Stored items from a collection
----

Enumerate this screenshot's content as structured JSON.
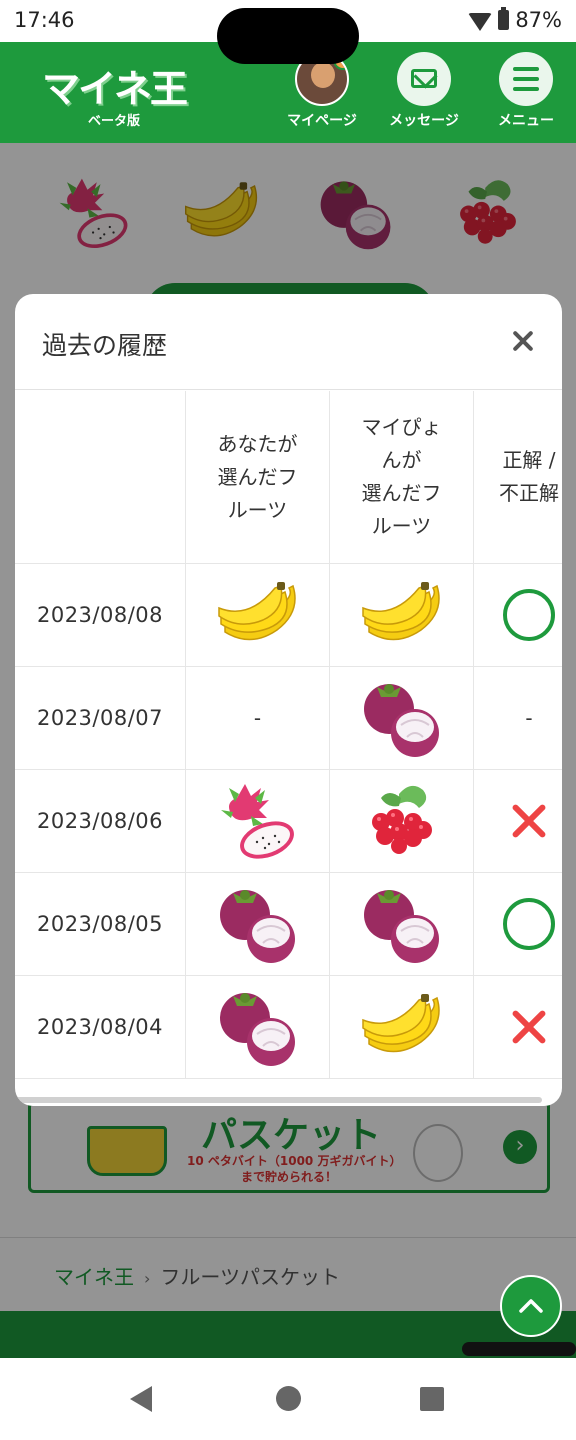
{
  "status_bar": {
    "time": "17:46",
    "battery": "87%"
  },
  "header": {
    "logo": "マイネ王",
    "logo_sub": "ベータ版",
    "nav": [
      {
        "label": "マイページ",
        "icon": "avatar"
      },
      {
        "label": "メッセージ",
        "icon": "mail-icon"
      },
      {
        "label": "メニュー",
        "icon": "menu-icon"
      }
    ]
  },
  "page": {
    "top_fruits": [
      "dragonfruit",
      "banana",
      "mangosteen",
      "raspberry"
    ],
    "banner": {
      "title": "パスケット",
      "sub1": "10 ペタバイト（1000 万ギガバイト）",
      "sub2": "まで貯められる！"
    },
    "breadcrumb": {
      "home": "マイネ王",
      "separator": "›",
      "current": "フルーツパスケット"
    }
  },
  "modal": {
    "title": "過去の履歴",
    "close_icon": "close-icon",
    "columns": [
      "",
      "あなたが\n選んだフ\nルーツ",
      "マイぴょ\nんが\n選んだフ\nルーツ",
      "正解 /\n不正解"
    ],
    "rows": [
      {
        "date": "2023/08/08",
        "yours": "banana",
        "maipyon": "banana",
        "result": "correct"
      },
      {
        "date": "2023/08/07",
        "yours": "-",
        "maipyon": "mangosteen",
        "result": "-"
      },
      {
        "date": "2023/08/06",
        "yours": "dragonfruit",
        "maipyon": "raspberry",
        "result": "incorrect"
      },
      {
        "date": "2023/08/05",
        "yours": "mangosteen",
        "maipyon": "mangosteen",
        "result": "correct"
      },
      {
        "date": "2023/08/04",
        "yours": "mangosteen",
        "maipyon": "banana",
        "result": "incorrect"
      }
    ]
  },
  "colors": {
    "brand_green": "#1e9a3d",
    "wrong_red": "#ee4444",
    "banana": "#f5cc12",
    "mangosteen": "#9b2b61",
    "raspberry": "#e0253b"
  }
}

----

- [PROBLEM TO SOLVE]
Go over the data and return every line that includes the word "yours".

- [YOUR SOLUTION]
        "yours": "banana",
        "yours": "-",
        "yours": "dragonfruit",
        "yours": "mangosteen",
        "yours": "mangosteen",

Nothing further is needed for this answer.